[Data records for software interfaces]

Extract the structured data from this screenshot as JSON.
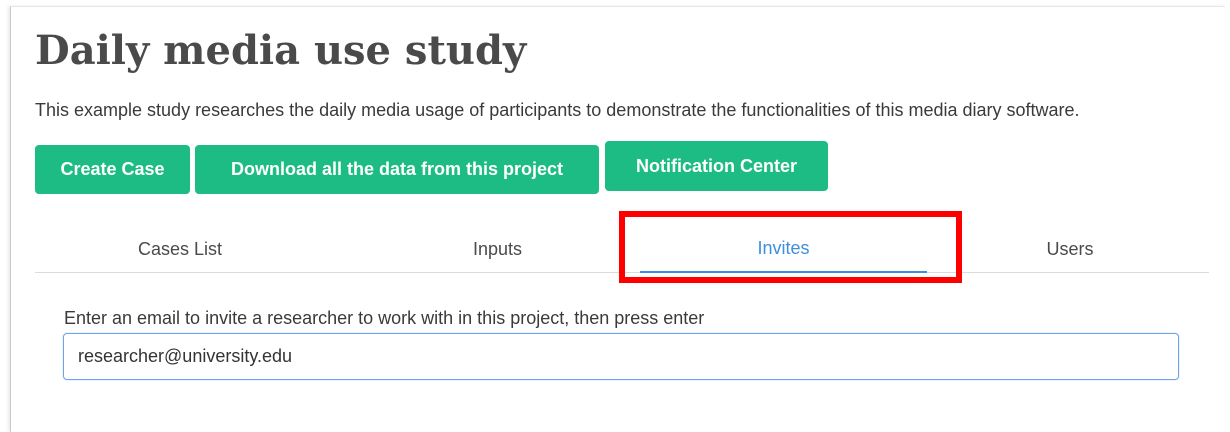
{
  "project": {
    "title": "Daily media use study",
    "description": "This example study researches the daily media usage of participants to demonstrate the functionalities of this media diary software."
  },
  "actions": {
    "create_case": "Create Case",
    "download_all": "Download all the data from this project",
    "notification_center": "Notification Center"
  },
  "tabs": [
    {
      "label": "Cases List",
      "active": false
    },
    {
      "label": "Inputs",
      "active": false
    },
    {
      "label": "Invites",
      "active": true
    },
    {
      "label": "Users",
      "active": false
    }
  ],
  "invite": {
    "label": "Enter an email to invite a researcher to work with in this project, then press enter",
    "value": "researcher@university.edu"
  },
  "colors": {
    "button": "#1dbc84",
    "active_tab": "#3d8ee0",
    "highlight": "#ff0000"
  }
}
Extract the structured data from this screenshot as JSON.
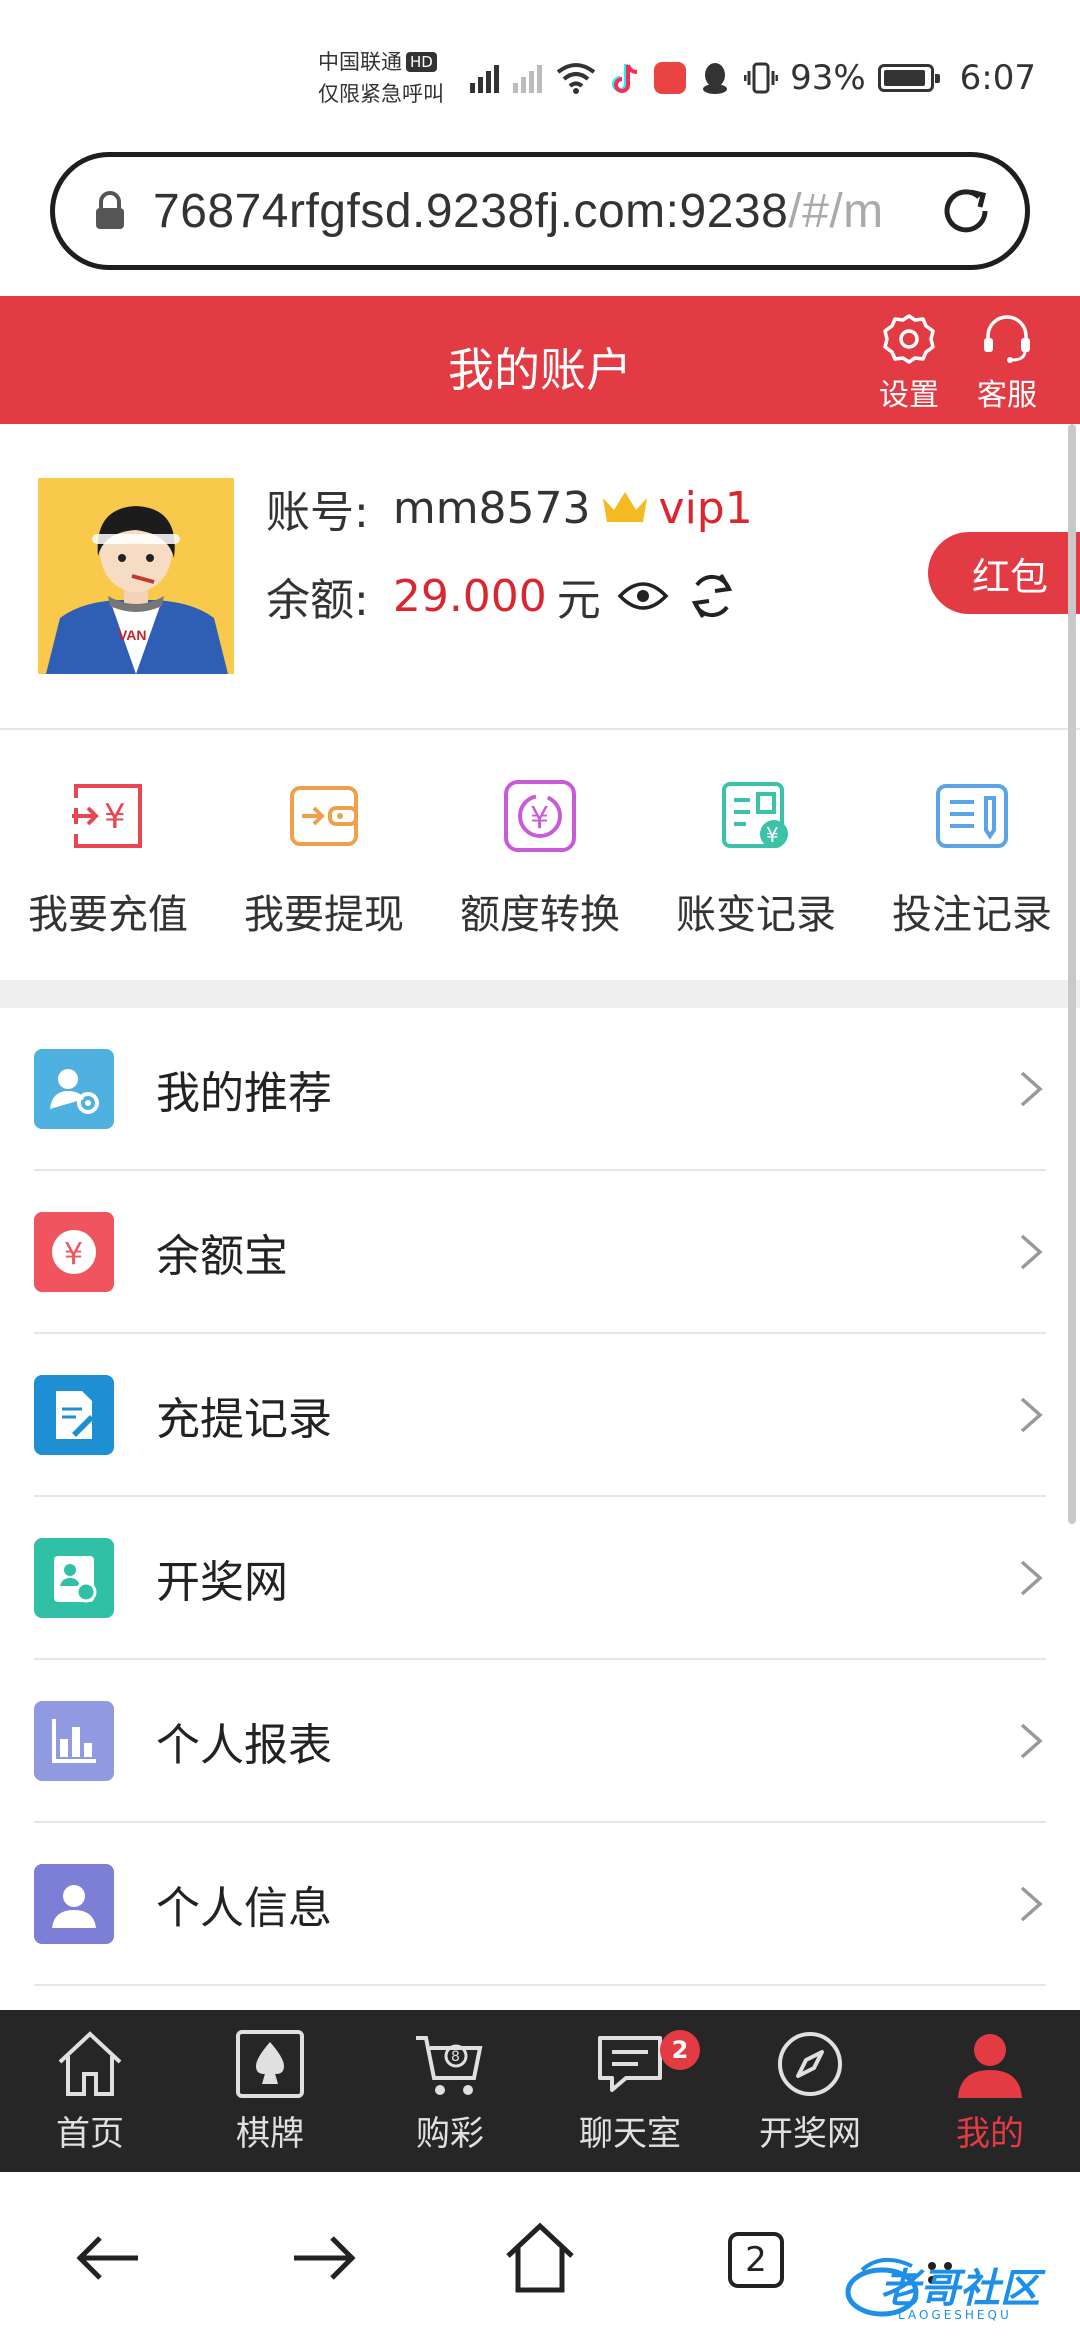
{
  "status_bar": {
    "carrier": "中国联通",
    "carrier_badge": "HD",
    "emergency": "仅限紧急呼叫",
    "battery": "93%",
    "battery_level": 0.93,
    "time": "6:07",
    "icons": [
      "signal-icon",
      "signal-no-sim-icon",
      "wifi-icon",
      "tiktok-icon",
      "huawei-store-icon",
      "qq-icon",
      "vibrate-icon",
      "battery-icon"
    ]
  },
  "browser": {
    "url_main": "76874rfgfsd.9238fj.com:9238",
    "url_rest": "/#/m"
  },
  "header": {
    "title": "我的账户",
    "settings_label": "设置",
    "service_label": "客服",
    "color": "#e33b44"
  },
  "account": {
    "account_label": "账号:",
    "account_value": "mm8573",
    "vip": "vip1",
    "balance_label": "余额:",
    "balance_value": "29.000",
    "balance_unit": "元",
    "red_packet": "红包"
  },
  "quick_actions": [
    {
      "label": "我要充值",
      "icon": "recharge-icon",
      "color": "#e9474f"
    },
    {
      "label": "我要提现",
      "icon": "withdraw-icon",
      "color": "#f0a04b"
    },
    {
      "label": "额度转换",
      "icon": "transfer-icon",
      "color": "#c95bd8"
    },
    {
      "label": "账变记录",
      "icon": "account-change-icon",
      "color": "#3cc2a8"
    },
    {
      "label": "投注记录",
      "icon": "bet-record-icon",
      "color": "#5aa3e6"
    }
  ],
  "menu": [
    {
      "label": "我的推荐",
      "icon": "referral-icon",
      "color": "#4fb1df"
    },
    {
      "label": "余额宝",
      "icon": "yuebao-icon",
      "color": "#f0545f"
    },
    {
      "label": "充提记录",
      "icon": "deposit-record-icon",
      "color": "#1f8fd3"
    },
    {
      "label": "开奖网",
      "icon": "lottery-site-icon",
      "color": "#2fc0a6"
    },
    {
      "label": "个人报表",
      "icon": "report-icon",
      "color": "#8f9ae0"
    },
    {
      "label": "个人信息",
      "icon": "profile-icon",
      "color": "#7d7fd6"
    }
  ],
  "tabbar": {
    "items": [
      {
        "label": "首页",
        "icon": "home-icon"
      },
      {
        "label": "棋牌",
        "icon": "cards-icon"
      },
      {
        "label": "购彩",
        "icon": "lottery-cart-icon"
      },
      {
        "label": "聊天室",
        "icon": "chat-icon",
        "badge": "2"
      },
      {
        "label": "开奖网",
        "icon": "compass-icon"
      },
      {
        "label": "我的",
        "icon": "user-icon"
      }
    ]
  },
  "browser_nav": {
    "tab_count": "2",
    "watermark": "老哥社区",
    "watermark_sub": "LAOGESHEQU"
  }
}
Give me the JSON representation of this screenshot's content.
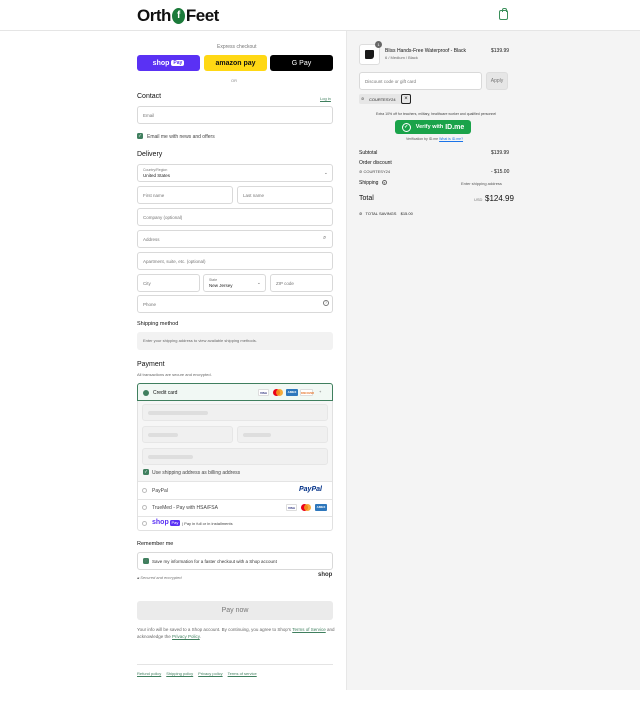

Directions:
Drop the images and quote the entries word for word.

Solved exercise:
Extract the structured data from this screenshot as JSON.
{
  "project": {
    "title": "Daily media use study",
    "description": "This example study researches the daily media usage of participants to demonstrate the functionalities of this media diary software."
  },
  "actions": {
    "create_case": "Create Case",
    "download_all": "Download all the data from this project",
    "notification_center": "Notification Center"
  },
  "tabs": [
    {
      "label": "Cases List",
      "active": false
    },
    {
      "label": "Inputs",
      "active": false
    },
    {
      "label": "Invites",
      "active": true
    },
    {
      "label": "Users",
      "active": false
    }
  ],
  "invite": {
    "label": "Enter an email to invite a researcher to work with in this project, then press enter",
    "value": "researcher@university.edu"
  },
  "colors": {
    "button": "#1dbc84",
    "active_tab": "#3d8ee0",
    "highlight": "#ff0000"
  }
}
Extract the structured data from this screenshot as JSON.
{
  "status_bar": {
    "carrier": "中国联通",
    "carrier_badge": "HD",
    "emergency": "仅限紧急呼叫",
    "battery": "93%",
    "battery_level": 0.93,
    "time": "6:07",
    "icons": [
      "signal-icon",
      "signal-no-sim-icon",
      "wifi-icon",
      "tiktok-icon",
      "huawei-store-icon",
      "qq-icon",
      "vibrate-icon",
      "battery-icon"
    ]
  },
  "browser": {
    "url_main": "76874rfgfsd.9238fj.com:9238",
    "url_rest": "/#/m"
  },
  "header": {
    "title": "我的账户",
    "settings_label": "设置",
    "service_label": "客服",
    "color": "#e33b44"
  },
  "account": {
    "account_label": "账号:",
    "account_value": "mm8573",
    "vip": "vip1",
    "balance_label": "余额:",
    "balance_value": "29.000",
    "balance_unit": "元",
    "red_packet": "红包"
  },
  "quick_actions": [
    {
      "label": "我要充值",
      "icon": "recharge-icon",
      "color": "#e9474f"
    },
    {
      "label": "我要提现",
      "icon": "withdraw-icon",
      "color": "#f0a04b"
    },
    {
      "label": "额度转换",
      "icon": "transfer-icon",
      "color": "#c95bd8"
    },
    {
      "label": "账变记录",
      "icon": "account-change-icon",
      "color": "#3cc2a8"
    },
    {
      "label": "投注记录",
      "icon": "bet-record-icon",
      "color": "#5aa3e6"
    }
  ],
  "menu": [
    {
      "label": "我的推荐",
      "icon": "referral-icon",
      "color": "#4fb1df"
    },
    {
      "label": "余额宝",
      "icon": "yuebao-icon",
      "color": "#f0545f"
    },
    {
      "label": "充提记录",
      "icon": "deposit-record-icon",
      "color": "#1f8fd3"
    },
    {
      "label": "开奖网",
      "icon": "lottery-site-icon",
      "color": "#2fc0a6"
    },
    {
      "label": "个人报表",
      "icon": "report-icon",
      "color": "#8f9ae0"
    },
    {
      "label": "个人信息",
      "icon": "profile-icon",
      "color": "#7d7fd6"
    }
  ],
  "tabbar": {
    "items": [
      {
        "label": "首页",
        "icon": "home-icon"
      },
      {
        "label": "棋牌",
        "icon": "cards-icon"
      },
      {
        "label": "购彩",
        "icon": "lottery-cart-icon"
      },
      {
        "label": "聊天室",
        "icon": "chat-icon",
        "badge": "2"
      },
      {
        "label": "开奖网",
        "icon": "compass-icon"
      },
      {
        "label": "我的",
        "icon": "user-icon"
      }
    ]
  },
  "browser_nav": {
    "tab_count": "2",
    "watermark": "老哥社区",
    "watermark_sub": "LAOGESHEQU"
  }
}
Give me the JSON representation of this screenshot's content.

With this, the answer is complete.